Task goal
Set down the entries once more, exactly as they are written.
[Entries shown]
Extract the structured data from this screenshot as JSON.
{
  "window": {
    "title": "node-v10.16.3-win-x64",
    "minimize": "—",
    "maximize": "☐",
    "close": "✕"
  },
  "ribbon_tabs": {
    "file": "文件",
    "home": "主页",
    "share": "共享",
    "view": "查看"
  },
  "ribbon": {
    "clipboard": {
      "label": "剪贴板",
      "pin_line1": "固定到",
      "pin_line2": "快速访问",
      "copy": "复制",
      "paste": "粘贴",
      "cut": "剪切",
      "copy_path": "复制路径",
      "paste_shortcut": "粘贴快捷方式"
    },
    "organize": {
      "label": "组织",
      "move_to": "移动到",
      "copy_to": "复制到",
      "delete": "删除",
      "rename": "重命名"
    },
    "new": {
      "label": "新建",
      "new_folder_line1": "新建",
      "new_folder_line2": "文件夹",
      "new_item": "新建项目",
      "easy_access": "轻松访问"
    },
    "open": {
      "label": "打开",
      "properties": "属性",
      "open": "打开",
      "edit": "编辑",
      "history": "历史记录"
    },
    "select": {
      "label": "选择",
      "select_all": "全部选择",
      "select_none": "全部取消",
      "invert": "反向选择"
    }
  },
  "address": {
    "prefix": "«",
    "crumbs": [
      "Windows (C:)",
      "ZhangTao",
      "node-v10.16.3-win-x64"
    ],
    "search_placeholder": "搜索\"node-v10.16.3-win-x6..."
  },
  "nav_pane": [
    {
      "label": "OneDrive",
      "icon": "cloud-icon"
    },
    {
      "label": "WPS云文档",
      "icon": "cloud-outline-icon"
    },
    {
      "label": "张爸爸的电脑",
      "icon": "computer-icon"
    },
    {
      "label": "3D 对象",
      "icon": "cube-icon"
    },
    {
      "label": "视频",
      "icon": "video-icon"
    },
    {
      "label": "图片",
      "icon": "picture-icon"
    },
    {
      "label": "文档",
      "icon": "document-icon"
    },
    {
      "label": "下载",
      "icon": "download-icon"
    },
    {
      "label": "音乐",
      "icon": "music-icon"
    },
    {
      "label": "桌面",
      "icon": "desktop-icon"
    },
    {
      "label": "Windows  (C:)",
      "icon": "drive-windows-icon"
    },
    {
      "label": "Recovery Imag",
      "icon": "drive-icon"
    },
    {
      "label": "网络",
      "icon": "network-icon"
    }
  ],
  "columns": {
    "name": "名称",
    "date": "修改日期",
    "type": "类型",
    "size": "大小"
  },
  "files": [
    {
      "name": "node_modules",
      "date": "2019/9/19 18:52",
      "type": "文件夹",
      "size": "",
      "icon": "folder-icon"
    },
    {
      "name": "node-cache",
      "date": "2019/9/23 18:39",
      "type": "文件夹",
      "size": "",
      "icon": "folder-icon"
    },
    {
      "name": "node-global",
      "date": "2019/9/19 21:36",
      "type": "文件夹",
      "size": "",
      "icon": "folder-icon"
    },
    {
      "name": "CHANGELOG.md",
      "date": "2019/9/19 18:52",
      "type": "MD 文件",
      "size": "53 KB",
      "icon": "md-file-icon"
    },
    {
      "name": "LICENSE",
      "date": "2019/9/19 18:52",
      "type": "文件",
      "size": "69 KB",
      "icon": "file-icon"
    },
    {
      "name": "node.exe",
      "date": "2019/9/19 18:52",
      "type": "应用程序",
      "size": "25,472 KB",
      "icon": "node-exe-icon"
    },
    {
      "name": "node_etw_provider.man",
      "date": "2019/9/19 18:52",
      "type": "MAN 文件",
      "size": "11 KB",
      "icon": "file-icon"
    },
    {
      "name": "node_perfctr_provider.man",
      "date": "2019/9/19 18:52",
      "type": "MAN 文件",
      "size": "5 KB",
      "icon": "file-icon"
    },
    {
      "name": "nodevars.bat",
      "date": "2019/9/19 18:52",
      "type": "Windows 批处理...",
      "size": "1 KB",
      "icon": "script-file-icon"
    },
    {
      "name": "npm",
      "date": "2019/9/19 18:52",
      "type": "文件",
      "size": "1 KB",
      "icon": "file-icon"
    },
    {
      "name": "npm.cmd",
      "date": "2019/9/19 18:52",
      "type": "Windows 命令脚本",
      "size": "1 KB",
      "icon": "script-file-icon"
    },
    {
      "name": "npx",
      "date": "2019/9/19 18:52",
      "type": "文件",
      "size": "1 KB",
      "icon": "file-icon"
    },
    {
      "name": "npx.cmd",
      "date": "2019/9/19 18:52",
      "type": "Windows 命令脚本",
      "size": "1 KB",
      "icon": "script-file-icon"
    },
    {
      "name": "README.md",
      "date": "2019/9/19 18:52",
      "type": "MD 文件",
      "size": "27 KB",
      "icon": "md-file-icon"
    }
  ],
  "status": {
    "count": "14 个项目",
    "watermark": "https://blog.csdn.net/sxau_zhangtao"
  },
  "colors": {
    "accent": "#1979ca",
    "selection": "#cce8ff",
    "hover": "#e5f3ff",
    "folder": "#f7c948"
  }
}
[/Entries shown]
Exercise response
Extract the structured data from this screenshot as JSON.
{
  "window": {
    "title": "node-v10.16.3-win-x64",
    "minimize": "—",
    "maximize": "☐",
    "close": "✕"
  },
  "ribbon_tabs": {
    "file": "文件",
    "home": "主页",
    "share": "共享",
    "view": "查看"
  },
  "ribbon": {
    "clipboard": {
      "label": "剪贴板",
      "pin_line1": "固定到",
      "pin_line2": "快速访问",
      "copy": "复制",
      "paste": "粘贴",
      "cut": "剪切",
      "copy_path": "复制路径",
      "paste_shortcut": "粘贴快捷方式"
    },
    "organize": {
      "label": "组织",
      "move_to": "移动到",
      "copy_to": "复制到",
      "delete": "删除",
      "rename": "重命名"
    },
    "new": {
      "label": "新建",
      "new_folder_line1": "新建",
      "new_folder_line2": "文件夹",
      "new_item": "新建项目",
      "easy_access": "轻松访问"
    },
    "open": {
      "label": "打开",
      "properties": "属性",
      "open": "打开",
      "edit": "编辑",
      "history": "历史记录"
    },
    "select": {
      "label": "选择",
      "select_all": "全部选择",
      "select_none": "全部取消",
      "invert": "反向选择"
    }
  },
  "address": {
    "prefix": "«",
    "crumbs": [
      "Windows (C:)",
      "ZhangTao",
      "node-v10.16.3-win-x64"
    ],
    "search_placeholder": "搜索\"node-v10.16.3-win-x6..."
  },
  "nav_pane": [
    {
      "label": "OneDrive",
      "icon": "cloud-icon"
    },
    {
      "label": "WPS云文档",
      "icon": "cloud-outline-icon"
    },
    {
      "label": "张爸爸的电脑",
      "icon": "computer-icon"
    },
    {
      "label": "3D 对象",
      "icon": "cube-icon"
    },
    {
      "label": "视频",
      "icon": "video-icon"
    },
    {
      "label": "图片",
      "icon": "picture-icon"
    },
    {
      "label": "文档",
      "icon": "document-icon"
    },
    {
      "label": "下载",
      "icon": "download-icon"
    },
    {
      "label": "音乐",
      "icon": "music-icon"
    },
    {
      "label": "桌面",
      "icon": "desktop-icon"
    },
    {
      "label": "Windows  (C:)",
      "icon": "drive-windows-icon"
    },
    {
      "label": "Recovery Imag",
      "icon": "drive-icon"
    },
    {
      "label": "网络",
      "icon": "network-icon"
    }
  ],
  "columns": {
    "name": "名称",
    "date": "修改日期",
    "type": "类型",
    "size": "大小"
  },
  "files": [
    {
      "name": "node_modules",
      "date": "2019/9/19 18:52",
      "type": "文件夹",
      "size": "",
      "icon": "folder-icon"
    },
    {
      "name": "node-cache",
      "date": "2019/9/23 18:39",
      "type": "文件夹",
      "size": "",
      "icon": "folder-icon"
    },
    {
      "name": "node-global",
      "date": "2019/9/19 21:36",
      "type": "文件夹",
      "size": "",
      "icon": "folder-icon"
    },
    {
      "name": "CHANGELOG.md",
      "date": "2019/9/19 18:52",
      "type": "MD 文件",
      "size": "53 KB",
      "icon": "md-file-icon"
    },
    {
      "name": "LICENSE",
      "date": "2019/9/19 18:52",
      "type": "文件",
      "size": "69 KB",
      "icon": "file-icon"
    },
    {
      "name": "node.exe",
      "date": "2019/9/19 18:52",
      "type": "应用程序",
      "size": "25,472 KB",
      "icon": "node-exe-icon"
    },
    {
      "name": "node_etw_provider.man",
      "date": "2019/9/19 18:52",
      "type": "MAN 文件",
      "size": "11 KB",
      "icon": "file-icon"
    },
    {
      "name": "node_perfctr_provider.man",
      "date": "2019/9/19 18:52",
      "type": "MAN 文件",
      "size": "5 KB",
      "icon": "file-icon"
    },
    {
      "name": "nodevars.bat",
      "date": "2019/9/19 18:52",
      "type": "Windows 批处理...",
      "size": "1 KB",
      "icon": "script-file-icon"
    },
    {
      "name": "npm",
      "date": "2019/9/19 18:52",
      "type": "文件",
      "size": "1 KB",
      "icon": "file-icon"
    },
    {
      "name": "npm.cmd",
      "date": "2019/9/19 18:52",
      "type": "Windows 命令脚本",
      "size": "1 KB",
      "icon": "script-file-icon"
    },
    {
      "name": "npx",
      "date": "2019/9/19 18:52",
      "type": "文件",
      "size": "1 KB",
      "icon": "file-icon"
    },
    {
      "name": "npx.cmd",
      "date": "2019/9/19 18:52",
      "type": "Windows 命令脚本",
      "size": "1 KB",
      "icon": "script-file-icon"
    },
    {
      "name": "README.md",
      "date": "2019/9/19 18:52",
      "type": "MD 文件",
      "size": "27 KB",
      "icon": "md-file-icon"
    }
  ],
  "status": {
    "count": "14 个项目",
    "watermark": "https://blog.csdn.net/sxau_zhangtao"
  },
  "colors": {
    "accent": "#1979ca",
    "selection": "#cce8ff",
    "hover": "#e5f3ff",
    "folder": "#f7c948"
  }
}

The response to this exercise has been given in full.